"I can't say that I'm surprised," assistant county administrator James Dates said by phone. "Anytime you're looking at reducing funds in any area, you're going to see some opposition — particularly when cities are struggling with their own funding."

Mike Brassfield can be reached at brassfield@sptimes.com or (727) 445-4160.

Fast facts

Public hearing

Join discussion of emergency medical services cuts at 9:30 a.m. Friday, fifth floor assembly room, Pinellas County Courthouse, 315 Court St., Clearwater. (727) 464-3485.

Fewer paramedics?

Under a new county plan, Clearwater says it will lose seven paramedics and the following two rescue units:

• Station 46, Clearwater Beach

• Station 50, Countryside

.

Pinellas County plan to cut paramedics worries Clearwater 03/16/09 [Last modified: Monday, March 16, 2009 8:44pm]
Photo reprints | Article reprints

© 2017 Tampa Bay Times

    

Join the discussion: Click to view comments, add yours

Loading...
  1. Competition and uncertainty keep New Port Richey's Steve Miklos hooked on power boat racing

    Outdoors

    HOLIDAY — If Steve Miklos could have it his way, every power boat race would take place in rough water. He finds the turbulent conditions calming, an attitude he's developed during a professional power boat racing career that spans hundreds of races dating back to 1991.

    Steve Miklos, the throttle man and owner of the No. 51 Sun Print Racing boat, poses at his shop in Holiday. [CHRIS URSO   |   Times]
  2. Did a Cubs player give Trump the middle finger during a White House visit?

    Ml

    President Donald Trump welcomed former Rays manager Joe Maddon and the World Series champion Chicago Cubs into the Oval Office. But it was a photo that surfaced later that got much of the attention on …

    President Donald Trump welcomed former Rays manager Joe Maddon and the World Series champion Chicago Cubs into the Oval Office.

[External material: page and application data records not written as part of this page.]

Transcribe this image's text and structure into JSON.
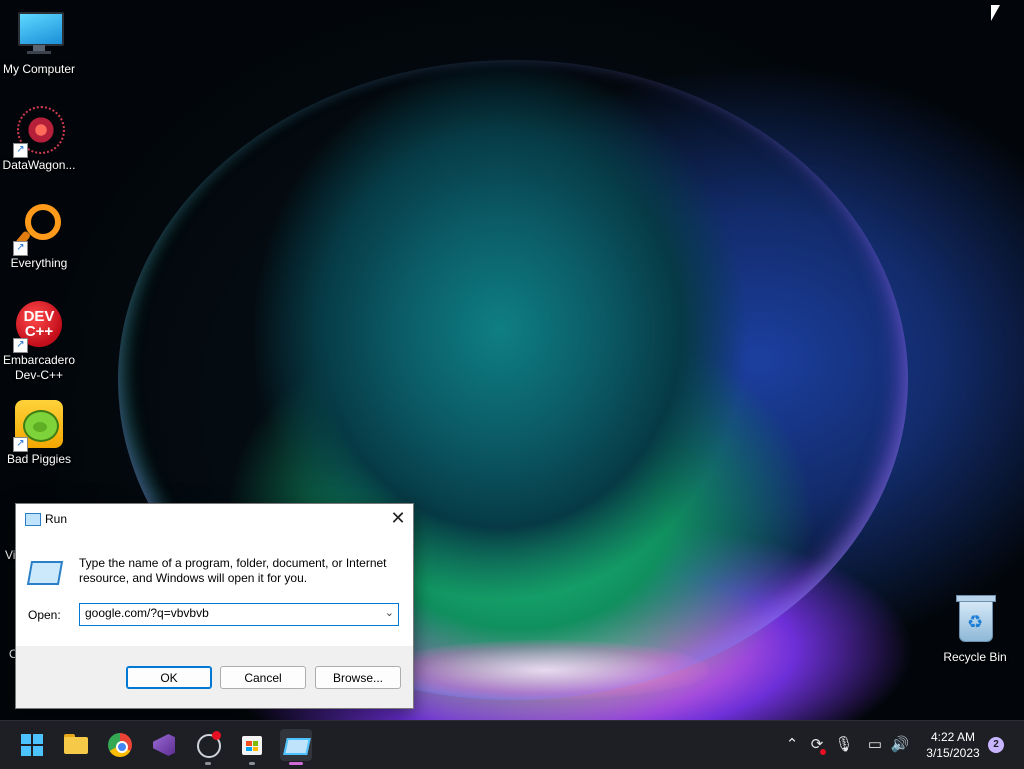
{
  "desktop": {
    "icons": [
      {
        "label": "My Computer"
      },
      {
        "label": "DataWagon..."
      },
      {
        "label": "Everything"
      },
      {
        "label": "Embarcadero\nDev-C++"
      },
      {
        "label": "Bad Piggies"
      },
      {
        "label": "Recycle Bin"
      }
    ],
    "partial_labels": [
      "Vi",
      "O"
    ],
    "devcpp_icon_text": "DEV\nC++"
  },
  "run_dialog": {
    "title": "Run",
    "description": "Type the name of a program, folder, document, or Internet resource, and Windows will open it for you.",
    "open_label": "Open:",
    "input_value": "google.com/?q=vbvbvb",
    "ok_label": "OK",
    "cancel_label": "Cancel",
    "browse_label": "Browse..."
  },
  "taskbar": {
    "apps": [
      "start-icon",
      "file-explorer-icon",
      "chrome-icon",
      "visual-studio-icon",
      "obs-icon",
      "microsoft-store-icon",
      "run-icon"
    ],
    "clock_time": "4:22 AM",
    "clock_date": "3/15/2023",
    "notification_count": "2",
    "accent_color": "#4cc2ff"
  }
}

But it was a photo that surfaced later that got much of the attention on social media.
The photo, taken by Lynn Sweet of the Chicago Sun-Times, purportedly shows outfielder Albert Almora Jr. flipping a bird while standing just feet from Trump as the other players were gathered around his desk. [Gordon Wittenmyer via Twitter]
  3. Florida's death row population lower today than it was in 2005

    Blogs

    The last person executed in Florida was Oscar Ray Bolin on Jan. 7, 2016, making him the 92nd person to be executed since Florida resumed capital punishment in 1979. The last condemned inmate to join death row , convicted double-murderer Craig Wall of Pinellas County, arrived on June 6, 2016.

    The execution chamber at Florida State Prison
  4. Adele may never tour again: read her emotional note

    Blogs

    Adele is wrapping up a monster world tour, and it sounds like it took a lot out of her. 

    Adele left this note in her tour program, and fans posted it on Instagram.
  5. Trump goes off on 'Psycho Joe' and 'Crazy Mika'

    Blogs

    WASHINGTON - President Donald Trump this morning lashed out at the Morning Joe crew and worked in a Florida reference, a remarkable personal attack from a man who has been criticized for his treatment of women.